Liberia has released its last Ebola patient after going a week without any new cases of the virus, according to the World Health Organization (WHO).
Beatrice Yardolo, 58, left a Chinese-run treatment centre in the capital Monrovia after two weeks of treatment.
Nearly 10,000 people have died from Ebola, the vast majority in Guinea, Liberia and Sierra Leone.
WHO officials say there were 132 new cases in Guinea and Sierra Leone in the week to 1 March.
It is the first time since May 2014 that Liberia has had no new cases of the virus, the officials added.
Ms Yardolo, an English teacher, said she was "one of the happiest persons on earth" as she headed home from the treatment centre in Monrovia's Paynesville district.
She was the last patient undergoing treatment for the disease in Liberia.
But WHO officials have warned that populations are so mobile in the region that there could easily be fresh outbreaks in Liberia.
"We look at the three countries as really a single country, so while it's good news that Liberia itself has no new cases, the populations are so mobile in that region that there could easily be re-importations of cases," said WHO spokesman Gregory Hartl.

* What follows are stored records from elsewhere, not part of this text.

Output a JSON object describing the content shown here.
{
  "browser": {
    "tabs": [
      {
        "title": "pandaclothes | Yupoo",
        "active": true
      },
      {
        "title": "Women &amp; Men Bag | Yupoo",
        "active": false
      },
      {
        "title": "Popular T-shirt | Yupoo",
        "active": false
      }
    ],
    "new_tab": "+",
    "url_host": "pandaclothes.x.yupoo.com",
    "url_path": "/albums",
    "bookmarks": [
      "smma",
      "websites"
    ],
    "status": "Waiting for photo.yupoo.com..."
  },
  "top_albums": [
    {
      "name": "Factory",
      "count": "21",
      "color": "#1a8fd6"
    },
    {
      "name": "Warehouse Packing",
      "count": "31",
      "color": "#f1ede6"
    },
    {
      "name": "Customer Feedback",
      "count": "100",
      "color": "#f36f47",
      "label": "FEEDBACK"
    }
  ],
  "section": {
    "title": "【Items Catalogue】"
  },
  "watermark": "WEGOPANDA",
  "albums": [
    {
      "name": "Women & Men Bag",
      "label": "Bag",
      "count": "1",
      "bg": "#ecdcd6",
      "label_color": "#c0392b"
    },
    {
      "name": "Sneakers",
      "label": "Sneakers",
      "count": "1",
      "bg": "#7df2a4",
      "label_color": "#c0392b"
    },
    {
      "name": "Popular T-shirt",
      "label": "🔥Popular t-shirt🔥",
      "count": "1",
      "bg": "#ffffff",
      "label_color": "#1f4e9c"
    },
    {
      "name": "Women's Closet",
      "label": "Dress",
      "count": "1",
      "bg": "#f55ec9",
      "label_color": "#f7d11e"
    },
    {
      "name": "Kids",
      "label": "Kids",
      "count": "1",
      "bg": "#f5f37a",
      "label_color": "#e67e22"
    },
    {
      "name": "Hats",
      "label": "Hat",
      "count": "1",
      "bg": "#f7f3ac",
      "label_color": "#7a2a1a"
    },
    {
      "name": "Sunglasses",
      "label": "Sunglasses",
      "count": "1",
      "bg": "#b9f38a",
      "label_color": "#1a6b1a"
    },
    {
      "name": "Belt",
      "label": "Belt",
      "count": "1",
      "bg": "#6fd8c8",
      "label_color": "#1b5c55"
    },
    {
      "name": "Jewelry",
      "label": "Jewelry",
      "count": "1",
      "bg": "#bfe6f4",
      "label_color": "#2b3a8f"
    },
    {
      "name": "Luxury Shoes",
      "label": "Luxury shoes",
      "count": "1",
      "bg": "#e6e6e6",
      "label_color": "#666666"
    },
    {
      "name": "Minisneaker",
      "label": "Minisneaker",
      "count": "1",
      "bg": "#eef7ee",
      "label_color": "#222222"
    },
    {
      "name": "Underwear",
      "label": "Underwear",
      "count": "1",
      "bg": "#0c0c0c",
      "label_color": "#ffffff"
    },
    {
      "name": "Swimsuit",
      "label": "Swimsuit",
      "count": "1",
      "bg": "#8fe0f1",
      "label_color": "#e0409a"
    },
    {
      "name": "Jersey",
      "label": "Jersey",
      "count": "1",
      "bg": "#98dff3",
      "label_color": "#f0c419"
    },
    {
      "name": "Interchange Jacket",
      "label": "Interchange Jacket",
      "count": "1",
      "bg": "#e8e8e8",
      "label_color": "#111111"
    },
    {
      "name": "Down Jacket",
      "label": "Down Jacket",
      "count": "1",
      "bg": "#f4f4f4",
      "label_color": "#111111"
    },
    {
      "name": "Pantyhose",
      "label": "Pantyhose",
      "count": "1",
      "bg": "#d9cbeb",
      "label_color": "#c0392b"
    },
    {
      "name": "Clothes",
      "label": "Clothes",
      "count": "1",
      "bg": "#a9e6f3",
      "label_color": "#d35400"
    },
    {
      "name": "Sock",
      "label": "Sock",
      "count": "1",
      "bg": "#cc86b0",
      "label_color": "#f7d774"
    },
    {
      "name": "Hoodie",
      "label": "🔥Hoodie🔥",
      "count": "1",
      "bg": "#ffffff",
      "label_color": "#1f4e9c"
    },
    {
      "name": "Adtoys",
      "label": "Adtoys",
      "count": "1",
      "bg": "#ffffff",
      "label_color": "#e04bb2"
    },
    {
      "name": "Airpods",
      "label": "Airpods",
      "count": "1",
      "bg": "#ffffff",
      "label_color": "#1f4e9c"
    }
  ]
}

"We have to get down to zero in all three countries before we can consider this thing beaten."
The final stage of testing of an experimental Ebola vaccine will begin in Guinea on 7 March, according to the WHO.
WHO Director-General Margaret Chan said that if a vaccine is found to be effective, "it will be the first preventive tool against Ebola in history".
A WHO news release says that the vaccinations will take place in areas of the Basse Guinee region of Guinea, an area which has the highest number of cases in the country.
The objectives of the trial are to assess whether a buffer zone can be established to stop further Ebola infections and to gauge its effectiveness among frontline Ebola workers.
"An effective vaccine to control current flare-ups could be the game-changer to finally end this epidemic and [be] an insurance policy for any future ones," WHO Assistant Director-General Marie-Paule Kieny said.
Medics are meanwhile getting ready to discharge the country's last confirmed Ebola patient in the Liberian capital Monrovia.
The country has to have no new cases for 42 days to be declared Ebola-free.
In their latest assessment of the epidemic, WHO officials also warned that disease surveillance "may not be optimal" in Liberia because of the low number of samples.
They say that some communities are still resisting pleas to bring infected family members to treatment centres.
Only half of the 51 new infections in Guinea came from registered contacts of Ebola patients, the WHO says, and some cases are only identified after post-mortems are conducted.
'Unsafe burials continue'
Ebola is still far from eradicated in Sierra Leone, which recorded 81 new cases, including 26 in the capital Freetown.
"The number of confirmed Ebola virus disease deaths occurring in the community in Guinea and Sierra Leone remains high, suggesting that the need for early isolation and treatment is not yet understood, accepted or acted upon," the WHO statement said.
"Unsafe burials continue to occur, with 16 reports of unsafe burials in both Guinea and Sierra Leone, respectively," it said.
Liberian President Ellen Johnson Sirleaf on Tuesday called for a "Marshall Plan" for the Ebola-affected countries of West Africa.
She was referring to the massive US aid programme for Europe launched after World War Two.
Ebola virus disease (EVD)
- Symptoms include high fever, bleeding and central nervous system damage
- Spread by body fluids, such as blood and saliva
- Fatality rate can reach 90% - but current outbreak has mortality rate of between 54% and 62%
- Incubation period is two to 21 days
- No proven vaccine or cure
- Supportive care such as rehydrating patients who have diarrhoea and vomiting can help recovery
- Fruit bats, a delicacy for some West Africans, are considered to be virus's natural host